### Assignment
Word for word, return every record that follows.
____ Input data
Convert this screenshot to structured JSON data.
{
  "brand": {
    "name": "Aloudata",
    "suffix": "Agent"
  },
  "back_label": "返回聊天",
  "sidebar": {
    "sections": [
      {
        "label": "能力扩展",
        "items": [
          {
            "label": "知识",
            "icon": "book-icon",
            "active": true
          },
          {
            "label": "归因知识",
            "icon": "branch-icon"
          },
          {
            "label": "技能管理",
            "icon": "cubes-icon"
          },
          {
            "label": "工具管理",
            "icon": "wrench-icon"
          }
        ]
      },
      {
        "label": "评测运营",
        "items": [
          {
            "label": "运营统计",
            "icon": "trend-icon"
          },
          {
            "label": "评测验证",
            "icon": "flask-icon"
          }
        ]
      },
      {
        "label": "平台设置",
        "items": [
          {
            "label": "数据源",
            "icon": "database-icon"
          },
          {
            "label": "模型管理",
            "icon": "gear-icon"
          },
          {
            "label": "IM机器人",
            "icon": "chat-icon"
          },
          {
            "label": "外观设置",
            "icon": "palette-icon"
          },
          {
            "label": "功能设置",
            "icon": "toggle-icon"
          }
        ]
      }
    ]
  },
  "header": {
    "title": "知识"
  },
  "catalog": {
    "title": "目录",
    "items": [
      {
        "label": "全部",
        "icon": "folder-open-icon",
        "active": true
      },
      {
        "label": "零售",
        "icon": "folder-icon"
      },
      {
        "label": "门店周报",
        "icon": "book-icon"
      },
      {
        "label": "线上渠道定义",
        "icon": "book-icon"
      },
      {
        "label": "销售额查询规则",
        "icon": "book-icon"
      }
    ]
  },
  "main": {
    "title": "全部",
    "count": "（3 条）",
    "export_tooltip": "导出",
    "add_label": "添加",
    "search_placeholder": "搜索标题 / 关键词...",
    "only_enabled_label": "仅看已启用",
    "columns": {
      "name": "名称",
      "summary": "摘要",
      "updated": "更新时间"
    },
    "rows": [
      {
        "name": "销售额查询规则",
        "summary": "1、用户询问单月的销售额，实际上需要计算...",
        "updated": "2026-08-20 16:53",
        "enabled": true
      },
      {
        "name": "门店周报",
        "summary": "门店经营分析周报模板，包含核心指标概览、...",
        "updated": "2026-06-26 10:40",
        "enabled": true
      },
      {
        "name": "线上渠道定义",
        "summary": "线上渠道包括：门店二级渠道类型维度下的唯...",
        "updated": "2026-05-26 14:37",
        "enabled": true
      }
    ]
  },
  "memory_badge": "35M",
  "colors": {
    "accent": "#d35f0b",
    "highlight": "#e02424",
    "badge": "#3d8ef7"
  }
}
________
### Result of the exercise
Convert this screenshot to structured JSON data.
{
  "brand": {
    "name": "Aloudata",
    "suffix": "Agent"
  },
  "back_label": "返回聊天",
  "sidebar": {
    "sections": [
      {
        "label": "能力扩展",
        "items": [
          {
            "label": "知识",
            "icon": "book-icon",
            "active": true
          },
          {
            "label": "归因知识",
            "icon": "branch-icon"
          },
          {
            "label": "技能管理",
            "icon": "cubes-icon"
          },
          {
            "label": "工具管理",
            "icon": "wrench-icon"
          }
        ]
      },
      {
        "label": "评测运营",
        "items": [
          {
            "label": "运营统计",
            "icon": "trend-icon"
          },
          {
            "label": "评测验证",
            "icon": "flask-icon"
          }
        ]
      },
      {
        "label": "平台设置",
        "items": [
          {
            "label": "数据源",
            "icon": "database-icon"
          },
          {
            "label": "模型管理",
            "icon": "gear-icon"
          },
          {
            "label": "IM机器人",
            "icon": "chat-icon"
          },
          {
            "label": "外观设置",
            "icon": "palette-icon"
          },
          {
            "label": "功能设置",
            "icon": "toggle-icon"
          }
        ]
      }
    ]
  },
  "header": {
    "title": "知识"
  },
  "catalog": {
    "title": "目录",
    "items": [
      {
        "label": "全部",
        "icon": "folder-open-icon",
        "active": true
      },
      {
        "label": "零售",
        "icon": "folder-icon"
      },
      {
        "label": "门店周报",
        "icon": "book-icon"
      },
      {
        "label": "线上渠道定义",
        "icon": "book-icon"
      },
      {
        "label": "销售额查询规则",
        "icon": "book-icon"
      }
    ]
  },
  "main": {
    "title": "全部",
    "count": "（3 条）",
    "export_tooltip": "导出",
    "add_label": "添加",
    "search_placeholder": "搜索标题 / 关键词...",
    "only_enabled_label": "仅看已启用",
    "columns": {
      "name": "名称",
      "summary": "摘要",
      "updated": "更新时间"
    },
    "rows": [
      {
        "name": "销售额查询规则",
        "summary": "1、用户询问单月的销售额，实际上需要计算...",
        "updated": "2026-08-20 16:53",
        "enabled": true
      },
      {
        "name": "门店周报",
        "summary": "门店经营分析周报模板，包含核心指标概览、...",
        "updated": "2026-06-26 10:40",
        "enabled": true
      },
      {
        "name": "线上渠道定义",
        "summary": "线上渠道包括：门店二级渠道类型维度下的唯...",
        "updated": "2026-05-26 14:37",
        "enabled": true
      }
    ]
  },
  "memory_badge": "35M",
  "colors": {
    "accent": "#d35f0b",
    "highlight": "#e02424",
    "badge": "#3d8ef7"
  }
}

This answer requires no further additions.